It really is amazing how much time one can spend in such a tiny garden. Mr. DBM does all the work, while I wander around admiring the flowers , taking photos and wondering what other flowers I could possibly squeeze into our little Garden of Eden. This weekend, Mr. DBM planted out the runner beans into pots and we now have our annual border in. We also have about 15 pots of catnip - well, I can't forget my furry little friends, can I? Mr. DBM is having a bit of a problem with this though. The other day, a whole catnip plant went "missing". I suspect Willow ate it and Mr. DBM is not happy. I do keep pointing out to him that that is the whole point of planting the catnip - for the cats to eat, but he seems to think that they should wait until the plants are bigger. Have you tried explaining something like that to a cat with a brain the size of a bean?
So, the green thumbs have been busy and I am feeling just a little bit smug about our newest purchase - a push lawnmower. No fuel required, no fumes, no noise, no greenhouse gases. All it needs is a little elbow grease - and yes, you have guessed it, it is Mr. DBM's elbow grease rather than mine. I am quite happy to admit that I only used it for about 5 minutes and then handed it over to Mr. DBM. I will also admit to the fact that we would not have bought it if we had a lawn larger than the size of a postage stamp. Still, the bigger the lawn, the better the workout.

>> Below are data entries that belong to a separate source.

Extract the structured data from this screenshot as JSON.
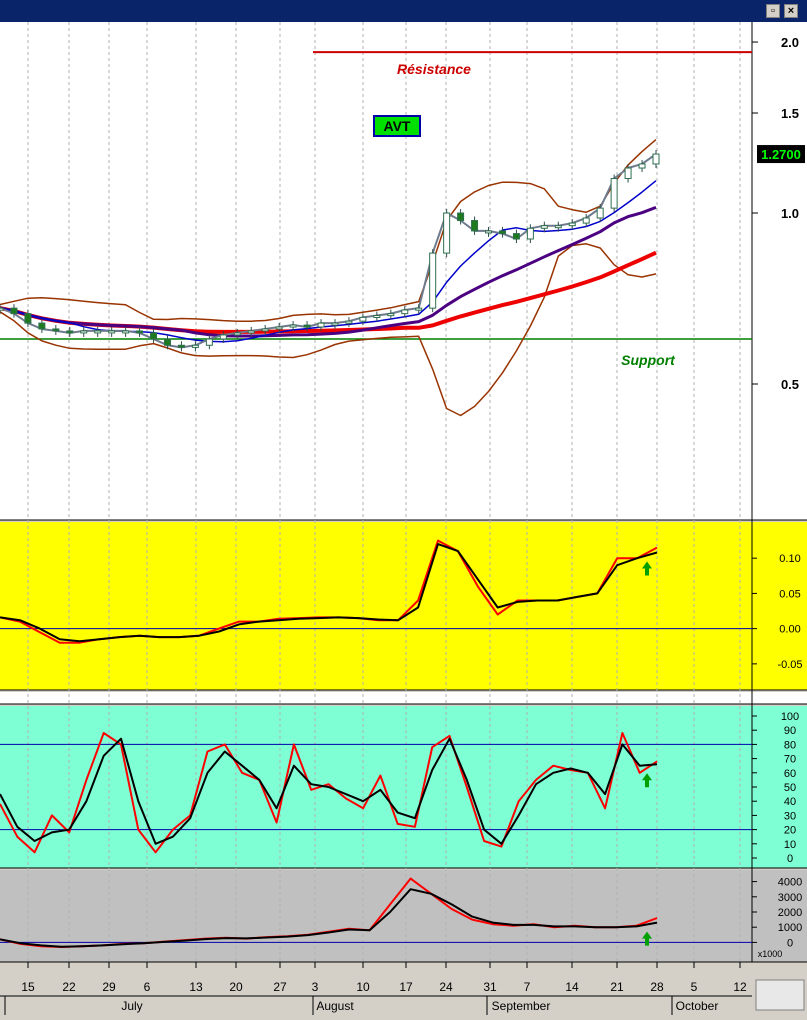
{
  "chart_data": [
    {
      "type": "candlestick",
      "title": "AVT",
      "scale": "log",
      "ylim": [
        0.3,
        2.1
      ],
      "y_ticks": [
        "2.0",
        "1.5",
        "1.0",
        "0.5"
      ],
      "last_price_label": "1.2700",
      "annotations": {
        "resistance": "Résistance",
        "support": "Support"
      },
      "levels": {
        "resistance": 1.92,
        "support": 0.6
      },
      "colors": {
        "resistance": "#cc0000",
        "support": "#008000",
        "ma_short": "#0000cc",
        "ma_mid": "#4b0082",
        "ma_long": "#ee0000",
        "bollinger": "#993300",
        "price": "#6d7b8d"
      },
      "price_close": [
        0.68,
        0.665,
        0.64,
        0.625,
        0.62,
        0.615,
        0.62,
        0.62,
        0.62,
        0.62,
        0.615,
        0.6,
        0.585,
        0.58,
        0.585,
        0.6,
        0.61,
        0.615,
        0.62,
        0.625,
        0.63,
        0.635,
        0.63,
        0.64,
        0.64,
        0.645,
        0.655,
        0.66,
        0.665,
        0.675,
        0.68,
        0.85,
        1.0,
        0.97,
        0.93,
        0.93,
        0.92,
        0.9,
        0.94,
        0.95,
        0.95,
        0.96,
        0.98,
        1.02,
        1.15,
        1.2,
        1.22,
        1.27
      ]
    },
    {
      "type": "line",
      "panel": "momentum",
      "y_ticks": [
        "0.10",
        "0.05",
        "0.00",
        "-0.05"
      ],
      "ylim": [
        -0.08,
        0.14
      ],
      "series": [
        {
          "color": "#ff0000",
          "values": [
            0.016,
            0.01,
            -0.005,
            -0.02,
            -0.02,
            -0.015,
            -0.012,
            -0.01,
            -0.012,
            -0.012,
            -0.01,
            0.0,
            0.01,
            0.01,
            0.014,
            0.015,
            0.016,
            0.016,
            0.015,
            0.012,
            0.012,
            0.04,
            0.125,
            0.11,
            0.06,
            0.02,
            0.04,
            0.04,
            0.04,
            0.045,
            0.05,
            0.1,
            0.1,
            0.115
          ]
        },
        {
          "color": "#000000",
          "values": [
            0.016,
            0.012,
            0.0,
            -0.015,
            -0.018,
            -0.015,
            -0.012,
            -0.01,
            -0.012,
            -0.012,
            -0.01,
            -0.004,
            0.006,
            0.01,
            0.012,
            0.014,
            0.015,
            0.016,
            0.015,
            0.013,
            0.012,
            0.03,
            0.12,
            0.11,
            0.07,
            0.03,
            0.038,
            0.04,
            0.04,
            0.045,
            0.05,
            0.09,
            0.1,
            0.108
          ]
        }
      ],
      "signal_arrow": "up"
    },
    {
      "type": "line",
      "panel": "stochastic",
      "y_ticks": [
        "100",
        "90",
        "80",
        "70",
        "60",
        "50",
        "40",
        "30",
        "20",
        "10",
        "0"
      ],
      "ylim": [
        0,
        100
      ],
      "levels": [
        80,
        20
      ],
      "series": [
        {
          "color": "#ff0000",
          "values": [
            38,
            15,
            4,
            30,
            18,
            55,
            88,
            80,
            20,
            4,
            20,
            30,
            75,
            80,
            60,
            55,
            25,
            80,
            48,
            52,
            42,
            35,
            58,
            24,
            22,
            78,
            86,
            50,
            12,
            8,
            40,
            55,
            65,
            62,
            60,
            35,
            88,
            60,
            68
          ]
        },
        {
          "color": "#000000",
          "values": [
            45,
            22,
            12,
            18,
            20,
            40,
            72,
            84,
            40,
            10,
            15,
            28,
            60,
            75,
            65,
            55,
            35,
            65,
            52,
            50,
            45,
            40,
            48,
            32,
            28,
            62,
            84,
            55,
            20,
            10,
            30,
            52,
            60,
            63,
            60,
            45,
            80,
            65,
            66
          ]
        }
      ],
      "signal_arrow": "up"
    },
    {
      "type": "line",
      "panel": "volume_oscillator",
      "y_ticks": [
        "4000",
        "3000",
        "2000",
        "1000",
        "0"
      ],
      "ylim": [
        -500,
        4500
      ],
      "multiplier_label": "x1000",
      "series": [
        {
          "color": "#ff0000",
          "values": [
            200,
            -100,
            -250,
            -300,
            -250,
            -200,
            -100,
            -50,
            50,
            150,
            250,
            300,
            250,
            350,
            400,
            500,
            700,
            900,
            800,
            2500,
            4200,
            3200,
            2200,
            1500,
            1200,
            1100,
            1200,
            1000,
            1100,
            1000,
            1000,
            1100,
            1600
          ]
        },
        {
          "color": "#000000",
          "values": [
            200,
            -50,
            -200,
            -280,
            -250,
            -200,
            -120,
            -60,
            30,
            120,
            220,
            280,
            260,
            320,
            380,
            480,
            650,
            850,
            800,
            2000,
            3500,
            3200,
            2500,
            1700,
            1300,
            1150,
            1150,
            1050,
            1050,
            1000,
            1000,
            1050,
            1300
          ]
        }
      ],
      "signal_arrow": "up"
    }
  ],
  "x_axis": {
    "day_labels": [
      "15",
      "22",
      "29",
      "6",
      "13",
      "20",
      "27",
      "3",
      "10",
      "17",
      "24",
      "31",
      "7",
      "14",
      "21",
      "28",
      "5",
      "12"
    ],
    "months": [
      "July",
      "August",
      "September",
      "October"
    ]
  },
  "window": {
    "restore_icon": "restore-icon",
    "close_label": "×"
  }
}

Our green halos are also shining just a little bit brighter these days due to our efforts on the composting front. Our city encourages its residents to compost and provides (for a small fee, naturally) a composter. So off we go and pick one up. Turns out it is a rather cheap, black plastic one that can't really keep up with the rigorous treatment demanded of it. It appears to be breaking in two and leaking round the middle. Still, in its defence, it is rather full.........Mr. DBM has plans for a new and improved one, but I am just not sure where he is going to put it, or what we are going to do with all the compost that we will be producing. I would say share it with the neighbours, but apparently their ideas of gardening extend to spreading bright red mulch all over their front garden bed - well, it matches the front door, doesn't it? Hmmmmm, definitely no green thumbs there - more orangey red, especially after spreading that mulch! The other neighbours have an adorable puppy dog that spends his time peeing on the grass and eating the shrubs. Their plans are to pave the whole lot - not much demand for compost there then.
Anyway, on the composting front - English Mum has asked for some composting help. So, with input from Mr. DBM, here is what I know on the subject. I shall split the info into 3 parts, the container, the contents and the maintenance. The goal is to end up with lovely, rich, dark, crumbly, soil-like compost and not stinky, slimy, black, gooey and disgusting ooze. If you end up with the latter, you are doing something wrong!
- Should be at least 1m x 1m x 1m. If it is too small, you will not get enough bulk for good heat build up.
- Definitely needs a lid to keep unwanted rats, racoons, coyotes, foxes...........insert any other unwanted animal you don't want here.
- Needs ventilation holes, since good ventilation is essential.
- Needs to be situated on a well drained area.
- It can be made of wire mesh, plastic or wood planks, depending on how sturdy you want it to be.
- You need some way of accessing the compost from the bottom, since this is where it will be ready first.
- Any fruits or vegetables
- Grass cuttings and other garden trimmings e.g. weeds, but avoid weeds if they are in seed.
- Wood or sawdust - wood does need to be chipped first, since large chunks will take too long to break down.
- Paper, tissues, cardboard, egg cartons.
- Coffee grinds, tea leaves.
- Egg shells
- Straw and animal manure
So, you can put pretty much any organic, plant-based product in your compost. However, you should NOT include meat, dairy products, cooked vegetables, nappies, cat or dog poo. These will make your compost smell and will attract unwanted flies, leading to unwanted maggots and it will end up like an episode of CSI when you look in your composter. I guess if you want some forensic entomology training, go ahead and put a pig in there, but otherwise, leave the meat out. You do have to be a bit careful about putting too much rich plant material in e.g. all grass clippings and fruits will not compost well - you need to balance this with more woody material, such as straw, dead leaves, cardboard etc
Maintenance:It is very important to mix and aerate your compost. Proper decomposition requires oxygen and so you need to mix up your compost and make sure air is getting to the centre of the pile. If you don't do this, the centre will become starved of oxygen, different bacteria will start growing and a black, slimey ooze will be produced. Not good. You also need to ensure adequate moisture levels, especially in the summer, since you don't want the pile to dry out. Apparently, you are looking for the moisture level of a damp sponge.
So, there you have it. Now, go and do it! If you need further guidance, try this page - Composting Guide.
P.S. While Mr. DBM does most of the labour around our garden, I would like to point out that the hanging baskets and window boxes are all my own work. And no, that does not mean that I signed the credit card slip. I actually bought all the plants and the planters and potted them up myself!